The Hadzabes

The Hadzabe grow no food, raise no livestock, and live without rules or calendars. They are living a hunter-gatherer existence that is little changed from 10,000 years ago. The key possessions every Hadzabe man are a bow, some arrows, a knife, and a pipe, a cooking pot, a water container and an axe.

The string on their lethal bows is made from giraffe or impalas tendons and the arrows are smeared with poison made from boiled sap of the desert rose – powerful enough to bring down a giraffe, but not full-grown elephant. They use Commiphora tree to start fire and Commiphora leaves provides a mosquito-repelling sap, while juice squeezed out of the Sansaveria tree provides a cure for snake bites and aloe is used to heal cuts. Roots provide medicines and the baobab fruits as a source of drink.

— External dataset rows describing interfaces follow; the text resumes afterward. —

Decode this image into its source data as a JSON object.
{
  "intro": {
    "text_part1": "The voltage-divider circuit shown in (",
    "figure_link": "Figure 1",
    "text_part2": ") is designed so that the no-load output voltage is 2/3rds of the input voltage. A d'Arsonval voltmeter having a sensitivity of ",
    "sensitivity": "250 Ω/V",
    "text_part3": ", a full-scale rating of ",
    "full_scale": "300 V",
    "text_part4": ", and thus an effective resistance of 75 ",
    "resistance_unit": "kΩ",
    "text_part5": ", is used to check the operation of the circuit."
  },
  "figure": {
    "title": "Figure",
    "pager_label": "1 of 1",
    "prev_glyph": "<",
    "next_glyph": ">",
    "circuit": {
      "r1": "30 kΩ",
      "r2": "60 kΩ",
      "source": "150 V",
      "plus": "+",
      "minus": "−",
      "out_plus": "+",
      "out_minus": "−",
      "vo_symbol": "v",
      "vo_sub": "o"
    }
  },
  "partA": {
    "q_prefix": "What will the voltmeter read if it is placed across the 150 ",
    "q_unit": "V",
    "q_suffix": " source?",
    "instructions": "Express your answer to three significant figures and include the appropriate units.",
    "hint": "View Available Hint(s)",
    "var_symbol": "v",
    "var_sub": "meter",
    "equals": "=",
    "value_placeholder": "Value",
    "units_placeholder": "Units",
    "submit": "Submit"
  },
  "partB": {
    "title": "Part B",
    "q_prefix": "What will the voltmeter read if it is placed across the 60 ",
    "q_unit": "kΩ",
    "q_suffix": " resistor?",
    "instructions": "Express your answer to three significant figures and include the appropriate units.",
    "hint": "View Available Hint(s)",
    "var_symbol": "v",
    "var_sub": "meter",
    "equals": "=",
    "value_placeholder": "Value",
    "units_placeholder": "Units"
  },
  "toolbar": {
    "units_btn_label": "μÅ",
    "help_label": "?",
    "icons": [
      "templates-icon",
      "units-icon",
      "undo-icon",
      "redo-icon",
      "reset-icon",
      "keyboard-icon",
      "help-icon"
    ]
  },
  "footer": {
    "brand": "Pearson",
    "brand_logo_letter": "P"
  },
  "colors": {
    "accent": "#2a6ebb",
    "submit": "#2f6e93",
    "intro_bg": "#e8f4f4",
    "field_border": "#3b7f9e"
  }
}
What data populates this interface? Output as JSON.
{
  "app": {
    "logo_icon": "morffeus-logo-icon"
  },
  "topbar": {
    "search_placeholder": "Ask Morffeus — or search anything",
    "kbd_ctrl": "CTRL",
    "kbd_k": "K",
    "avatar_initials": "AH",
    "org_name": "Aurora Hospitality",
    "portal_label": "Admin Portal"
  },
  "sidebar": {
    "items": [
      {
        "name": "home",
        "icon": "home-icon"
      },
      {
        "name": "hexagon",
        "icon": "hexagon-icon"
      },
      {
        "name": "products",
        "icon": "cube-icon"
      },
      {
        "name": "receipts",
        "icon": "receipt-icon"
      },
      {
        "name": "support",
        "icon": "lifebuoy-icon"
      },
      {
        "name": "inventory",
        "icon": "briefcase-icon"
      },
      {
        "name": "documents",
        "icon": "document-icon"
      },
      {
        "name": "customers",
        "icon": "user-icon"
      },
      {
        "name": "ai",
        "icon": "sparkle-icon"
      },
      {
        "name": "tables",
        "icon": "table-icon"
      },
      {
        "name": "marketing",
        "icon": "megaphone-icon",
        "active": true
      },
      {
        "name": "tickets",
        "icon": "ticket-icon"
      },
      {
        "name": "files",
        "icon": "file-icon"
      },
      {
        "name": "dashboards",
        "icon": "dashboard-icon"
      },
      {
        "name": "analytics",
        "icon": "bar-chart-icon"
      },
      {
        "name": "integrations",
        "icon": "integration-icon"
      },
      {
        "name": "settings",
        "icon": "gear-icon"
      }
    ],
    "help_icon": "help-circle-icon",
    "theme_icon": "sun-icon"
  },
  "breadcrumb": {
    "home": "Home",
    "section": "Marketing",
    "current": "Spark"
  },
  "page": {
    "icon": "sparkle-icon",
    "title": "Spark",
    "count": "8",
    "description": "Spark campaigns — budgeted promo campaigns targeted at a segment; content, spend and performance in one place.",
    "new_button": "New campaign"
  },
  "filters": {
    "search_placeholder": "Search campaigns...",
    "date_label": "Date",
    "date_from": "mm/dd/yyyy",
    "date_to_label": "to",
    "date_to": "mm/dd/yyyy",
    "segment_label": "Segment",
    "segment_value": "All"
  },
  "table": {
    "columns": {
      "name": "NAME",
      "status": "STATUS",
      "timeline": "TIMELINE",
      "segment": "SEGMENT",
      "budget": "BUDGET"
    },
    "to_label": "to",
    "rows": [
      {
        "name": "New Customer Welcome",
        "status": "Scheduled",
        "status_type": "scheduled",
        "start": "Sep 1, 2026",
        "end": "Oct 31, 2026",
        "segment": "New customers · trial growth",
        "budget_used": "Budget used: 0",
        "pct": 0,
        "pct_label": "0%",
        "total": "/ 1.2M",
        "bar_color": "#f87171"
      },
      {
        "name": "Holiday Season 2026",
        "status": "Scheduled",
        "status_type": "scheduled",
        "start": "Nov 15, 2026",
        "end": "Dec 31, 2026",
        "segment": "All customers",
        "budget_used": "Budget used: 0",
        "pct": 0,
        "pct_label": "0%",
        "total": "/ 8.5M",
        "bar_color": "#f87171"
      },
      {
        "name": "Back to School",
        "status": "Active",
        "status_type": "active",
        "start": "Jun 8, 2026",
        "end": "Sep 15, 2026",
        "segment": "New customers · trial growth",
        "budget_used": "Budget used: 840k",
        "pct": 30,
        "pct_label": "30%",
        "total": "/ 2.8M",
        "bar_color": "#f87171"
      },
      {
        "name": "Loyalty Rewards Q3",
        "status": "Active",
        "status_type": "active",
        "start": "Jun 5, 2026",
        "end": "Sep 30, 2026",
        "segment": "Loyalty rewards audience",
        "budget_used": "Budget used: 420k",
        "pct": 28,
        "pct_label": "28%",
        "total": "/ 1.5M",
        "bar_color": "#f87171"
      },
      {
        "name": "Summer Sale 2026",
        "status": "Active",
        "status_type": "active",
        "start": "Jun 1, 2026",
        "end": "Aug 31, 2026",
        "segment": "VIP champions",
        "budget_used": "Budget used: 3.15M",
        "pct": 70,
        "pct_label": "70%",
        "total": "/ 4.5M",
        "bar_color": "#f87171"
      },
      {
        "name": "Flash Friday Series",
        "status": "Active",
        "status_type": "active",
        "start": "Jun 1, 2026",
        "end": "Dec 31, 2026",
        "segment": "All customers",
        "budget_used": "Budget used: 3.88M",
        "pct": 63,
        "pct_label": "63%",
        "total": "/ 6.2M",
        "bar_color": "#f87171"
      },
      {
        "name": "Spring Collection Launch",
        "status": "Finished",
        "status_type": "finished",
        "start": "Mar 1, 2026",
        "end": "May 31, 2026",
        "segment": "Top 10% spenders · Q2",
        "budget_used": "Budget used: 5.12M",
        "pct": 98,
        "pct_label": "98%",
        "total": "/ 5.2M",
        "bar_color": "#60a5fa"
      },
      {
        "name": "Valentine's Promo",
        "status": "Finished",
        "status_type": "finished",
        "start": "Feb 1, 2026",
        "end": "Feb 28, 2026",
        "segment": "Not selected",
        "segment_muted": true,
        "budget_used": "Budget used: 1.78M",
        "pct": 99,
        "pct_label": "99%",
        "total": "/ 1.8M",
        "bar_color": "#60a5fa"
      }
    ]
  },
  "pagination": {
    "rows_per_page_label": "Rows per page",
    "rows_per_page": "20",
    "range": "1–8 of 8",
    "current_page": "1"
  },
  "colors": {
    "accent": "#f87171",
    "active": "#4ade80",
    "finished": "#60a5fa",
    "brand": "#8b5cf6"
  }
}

Hadzabe women chiefly gather berries and baobab fruit and dig edible tubers. Men collect honey and hunt. Nighttime baboon stalking is a group affair although hunting is a solo pursuit. Hadzabe will eat almost anything they can kill, sometimes, rather than drag a large animal back to camp, the camp moves to the carcass.

Hadzabe live in camps, at night they sleep whenever they want. Dawn and dusk are the prime hunting times; otherwise, the men often hang out in camp, straightening arrow shafts, whittling bows, making bowstrings out of the ligaments of giraffes or impalas, hammering nails into arrowheads. They trade honey for the nails and for colorful plastic and glass beads.

There are no wedding ceremonies. A couple that sleeps at the same fire for a while may eventually refer to themselves as married. Gender roles are distinct, but for women there is none of the forced subservience knit into many other cultures. A significant number of Hadzabe women who marry out of the group soon return, unwilling to accept bullying treatment.